Our first approach is to look at mixed methods solutions which integrate not only qualitative but also quantitative research. One idea is to do retrospective evaluation of workshops to get at some of the long term impacts of workshops or events. This means interviewing or surveying people two to three years after an event to see how the event impacted them. There are challenges to this kind of data collection such as making sure that people are tracked ethically and that they are free to decline, but these kinds of projects are helpful in determining long term impact.

Second, we talked about finding quicker data collection processes from the design research world where we fold shorter questions into existing work that we are doing. Examples would include doing short interviews (2-3 minutes) at an event where we ask folks to tell us what has been most meaningful so far. Another might be analyzing or using existing feedback data that already exists in a document agenda using qualitative tools.

Next we talked about capturing stories. One person may tell another that a workshop was really impactful and useful (or that there were challenges that they faced), but if that story is never heard by the organizers, it’s unlikely that information will be of use. How can we gather those stories in such a way that helps the organizers?

Finally we talked about the need to bring together a group of people who are doing similar work and needing similar solutions to work together on these issues. What would it be like if we could talk about and share resources on these topics? If that’s of interest to you, feel free to dash a note to the sub-session organizer Beth Duckles ([email protected]).
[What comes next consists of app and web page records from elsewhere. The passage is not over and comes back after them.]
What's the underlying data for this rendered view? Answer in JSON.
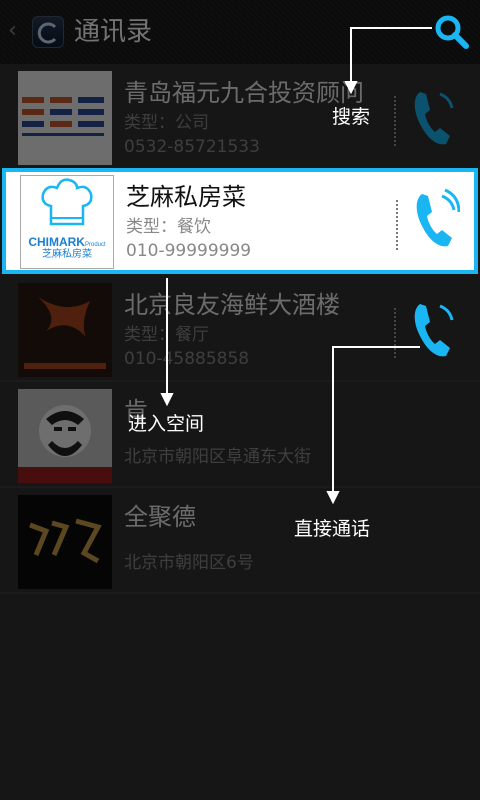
{
  "app": {
    "title": "通讯录"
  },
  "contacts": [
    {
      "name": "青岛福元九合投资顾问",
      "type": "类型：公司",
      "phone": "0532-85721533"
    },
    {
      "name": "芝麻私房菜",
      "type": "类型：餐饮",
      "phone": "010-99999999",
      "thumb_text_en": "CHIMARK",
      "thumb_text_small": "Product",
      "thumb_text_cn": "芝麻私房菜"
    },
    {
      "name": "北京良友海鲜大酒楼",
      "type": "类型：餐厅",
      "phone": "010-45885858"
    },
    {
      "name": "肯",
      "address": "北京市朝阳区阜通东大街"
    },
    {
      "name": "全聚德",
      "address": "北京市朝阳区6号"
    }
  ],
  "callouts": {
    "search": "搜索",
    "enter_space": "进入空间",
    "direct_call": "直接通话"
  },
  "colors": {
    "accent": "#1ab6f4",
    "background": "#313131",
    "topbar": "#1a1a1a"
  }
}
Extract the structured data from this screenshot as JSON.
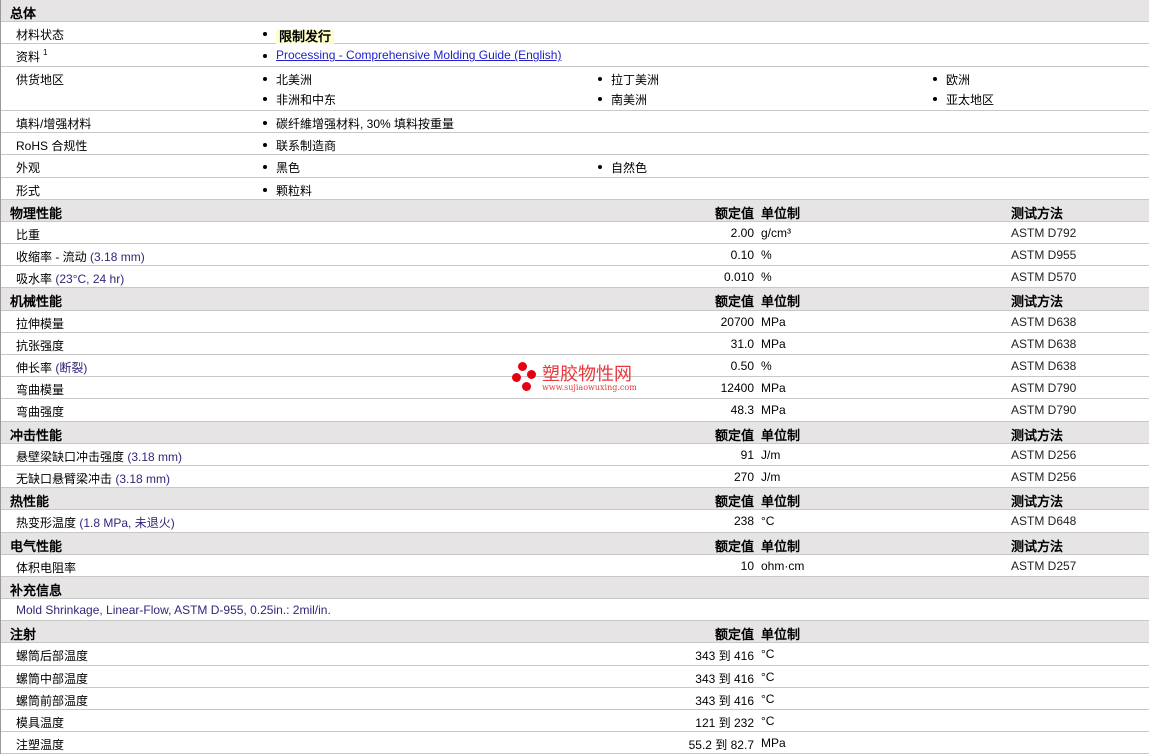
{
  "general": {
    "title": "总体",
    "rows": [
      {
        "label": "材料状态",
        "items": [
          "限制发行"
        ],
        "highlight": true
      },
      {
        "label": "资料",
        "sup": "1",
        "link": "Processing - Comprehensive Molding Guide (English)"
      },
      {
        "label": "供货地区",
        "items": [
          "北美洲",
          "拉丁美洲",
          "欧洲",
          "非洲和中东",
          "南美洲",
          "亚太地区"
        ]
      },
      {
        "label": "填料/增强材料",
        "items": [
          "碳纤維增强材料, 30% 填料按重量"
        ]
      },
      {
        "label": "RoHS 合规性",
        "items": [
          "联系制造商"
        ]
      },
      {
        "label": "外观",
        "items": [
          "黑色",
          "自然色"
        ]
      },
      {
        "label": "形式",
        "items": [
          "颗粒料"
        ]
      }
    ]
  },
  "headers": {
    "value": "额定值",
    "unit": "单位制",
    "test": "测试方法"
  },
  "sections": [
    {
      "title": "物理性能",
      "showTest": true,
      "rows": [
        {
          "label": "比重",
          "note": "",
          "value": "2.00",
          "unit": "g/cm³",
          "test": "ASTM D792"
        },
        {
          "label": "收缩率 - 流动",
          "note": "(3.18 mm)",
          "value": "0.10",
          "unit": "%",
          "test": "ASTM D955"
        },
        {
          "label": "吸水率",
          "note": "(23°C, 24 hr)",
          "value": "0.010",
          "unit": "%",
          "test": "ASTM D570"
        }
      ]
    },
    {
      "title": "机械性能",
      "showTest": true,
      "rows": [
        {
          "label": "拉伸模量",
          "note": "",
          "value": "20700",
          "unit": "MPa",
          "test": "ASTM D638"
        },
        {
          "label": "抗张强度",
          "note": "",
          "value": "31.0",
          "unit": "MPa",
          "test": "ASTM D638"
        },
        {
          "label": "伸长率",
          "note": "(断裂)",
          "value": "0.50",
          "unit": "%",
          "test": "ASTM D638"
        },
        {
          "label": "弯曲模量",
          "note": "",
          "value": "12400",
          "unit": "MPa",
          "test": "ASTM D790"
        },
        {
          "label": "弯曲强度",
          "note": "",
          "value": "48.3",
          "unit": "MPa",
          "test": "ASTM D790"
        }
      ]
    },
    {
      "title": "冲击性能",
      "showTest": true,
      "rows": [
        {
          "label": "悬壁梁缺口冲击强度",
          "note": "(3.18 mm)",
          "value": "91",
          "unit": "J/m",
          "test": "ASTM D256"
        },
        {
          "label": "无缺口悬臂梁冲击",
          "note": "(3.18 mm)",
          "value": "270",
          "unit": "J/m",
          "test": "ASTM D256"
        }
      ]
    },
    {
      "title": "热性能",
      "showTest": true,
      "rows": [
        {
          "label": "热变形温度",
          "note": "(1.8 MPa, 未退火)",
          "value": "238",
          "unit": "°C",
          "test": "ASTM D648"
        }
      ]
    },
    {
      "title": "电气性能",
      "showTest": true,
      "rows": [
        {
          "label": "体积电阻率",
          "note": "",
          "value": "10",
          "unit": "ohm·cm",
          "test": "ASTM D257"
        }
      ]
    },
    {
      "title": "补充信息",
      "plain": true,
      "rows": [
        {
          "label": "Mold Shrinkage, Linear-Flow, ASTM D-955, 0.25in.: 2mil/in."
        }
      ]
    },
    {
      "title": "注射",
      "showTest": false,
      "rows": [
        {
          "label": "螺筒后部温度",
          "note": "",
          "value": "343 到  416",
          "unit": "°C"
        },
        {
          "label": "螺筒中部温度",
          "note": "",
          "value": "343 到  416",
          "unit": "°C"
        },
        {
          "label": "螺筒前部温度",
          "note": "",
          "value": "343 到  416",
          "unit": "°C"
        },
        {
          "label": "模具温度",
          "note": "",
          "value": "121 到  232",
          "unit": "°C"
        },
        {
          "label": "注塑温度",
          "note": "",
          "value": "55.2 到  82.7",
          "unit": "MPa"
        }
      ]
    }
  ],
  "watermark": {
    "name": "塑胶物性网",
    "url": "www.sujiaowuxing.com"
  }
}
It all comes down to people

How we assess data educational events is a balance between the expectations and motivations of the people involved. However one chooses to measure success and impact of an event one must take the time to define and balance the goals of all the stakeholders: the attendees, the organizers, the funders, and the general public. While this balancing act is challenging, there was a general optimism and excitement in all the discussions on sharing how each community approaches the many challenges. We look forward to more resources, strategies, and conversation in the hope of creating a community of practice on how to approach the assessment of data education events.

References / resources

Acknowledgments

  • Csv,conf,v6 Conference:  for the opportunity to run this Birds of Feather session (https://csvconf.com)
  • All the attendees of this Birds of Feather session
  • The Gordon and Betty Moore Foundation for supporting the CS&S Event Fund through grant GBMF 8449 (https://doi.org/10.37807/GBMF8449)

About the Authors

  • Emily Lescak: is an educator and data scientist. She developed Code for Science & Society’s Event Fund and is now the Senior Research Community Officer at The Wikimedia Foundation.
  • Reshama Shaikh: is a statistician and runs the community Data Umbrella.  Data Umbrella is a CS&S Event Fund grantee for scikit-learn open source sprints.
  • Yanina Bellini Saibene: is a researcher and data scientist. Co-founder of MetaDocencia (MetaTeaching in Spanish). MetaDocencia is a CS&S Event Fund grantee for teaching how to teach technology and coding and data science skills to spanish speaking educators.
  • Ciera Martinez: is a research lead at the Berkeley Institute for Data Science. Her work focuses on how to integrate large data sets and manage multidisciplinary research teams to perform biological and environmental research. She also works to make data science a more inclusive, diverse, and fun field through founding projects like Data Science by Design (datasciencebydesign.org).
  • Beth M. Duckles: is a research consultant and organizational sociologist who helps folks in science and tech collect and analyze human-centered data. She is also the founder of Open Post Academics, an international peer mentor group for people with a PhD which was a CS&S Event Fund grantee for Open Problem Workshops.